▸ **Given records**:
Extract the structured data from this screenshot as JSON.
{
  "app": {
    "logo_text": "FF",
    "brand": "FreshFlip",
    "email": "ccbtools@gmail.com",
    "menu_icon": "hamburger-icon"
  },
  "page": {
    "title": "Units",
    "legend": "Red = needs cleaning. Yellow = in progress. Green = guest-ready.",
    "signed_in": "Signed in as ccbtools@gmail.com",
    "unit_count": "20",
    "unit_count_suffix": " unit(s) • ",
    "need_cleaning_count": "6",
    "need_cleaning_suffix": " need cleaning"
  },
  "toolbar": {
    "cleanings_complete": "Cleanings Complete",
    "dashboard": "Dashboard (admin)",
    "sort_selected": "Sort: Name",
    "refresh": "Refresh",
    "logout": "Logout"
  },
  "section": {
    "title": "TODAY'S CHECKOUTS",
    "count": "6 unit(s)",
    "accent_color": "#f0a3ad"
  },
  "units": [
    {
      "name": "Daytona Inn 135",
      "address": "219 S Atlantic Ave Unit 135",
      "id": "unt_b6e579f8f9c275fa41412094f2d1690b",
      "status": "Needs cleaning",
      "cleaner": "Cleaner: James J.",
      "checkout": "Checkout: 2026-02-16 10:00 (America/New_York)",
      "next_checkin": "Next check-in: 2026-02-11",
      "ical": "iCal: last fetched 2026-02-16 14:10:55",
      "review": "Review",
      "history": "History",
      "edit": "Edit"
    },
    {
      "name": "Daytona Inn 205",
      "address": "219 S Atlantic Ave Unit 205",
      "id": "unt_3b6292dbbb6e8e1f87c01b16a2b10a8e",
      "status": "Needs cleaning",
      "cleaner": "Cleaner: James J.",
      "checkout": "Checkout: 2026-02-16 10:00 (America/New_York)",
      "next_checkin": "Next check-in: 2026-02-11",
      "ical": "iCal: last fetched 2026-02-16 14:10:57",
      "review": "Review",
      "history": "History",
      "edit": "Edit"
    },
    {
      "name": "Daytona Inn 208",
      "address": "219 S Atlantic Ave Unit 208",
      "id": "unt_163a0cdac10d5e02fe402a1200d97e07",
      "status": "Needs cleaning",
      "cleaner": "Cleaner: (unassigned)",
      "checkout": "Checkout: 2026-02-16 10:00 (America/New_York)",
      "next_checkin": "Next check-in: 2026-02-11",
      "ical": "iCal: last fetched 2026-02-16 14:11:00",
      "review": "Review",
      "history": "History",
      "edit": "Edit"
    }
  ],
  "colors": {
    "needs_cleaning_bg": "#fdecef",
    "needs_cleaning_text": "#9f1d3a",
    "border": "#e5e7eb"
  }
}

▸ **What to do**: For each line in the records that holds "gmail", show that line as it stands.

▸ **Solution to this problem**:
    "email": "ccbtools@gmail.com",
    "signed_in": "Signed in as ccbtools@gmail.com",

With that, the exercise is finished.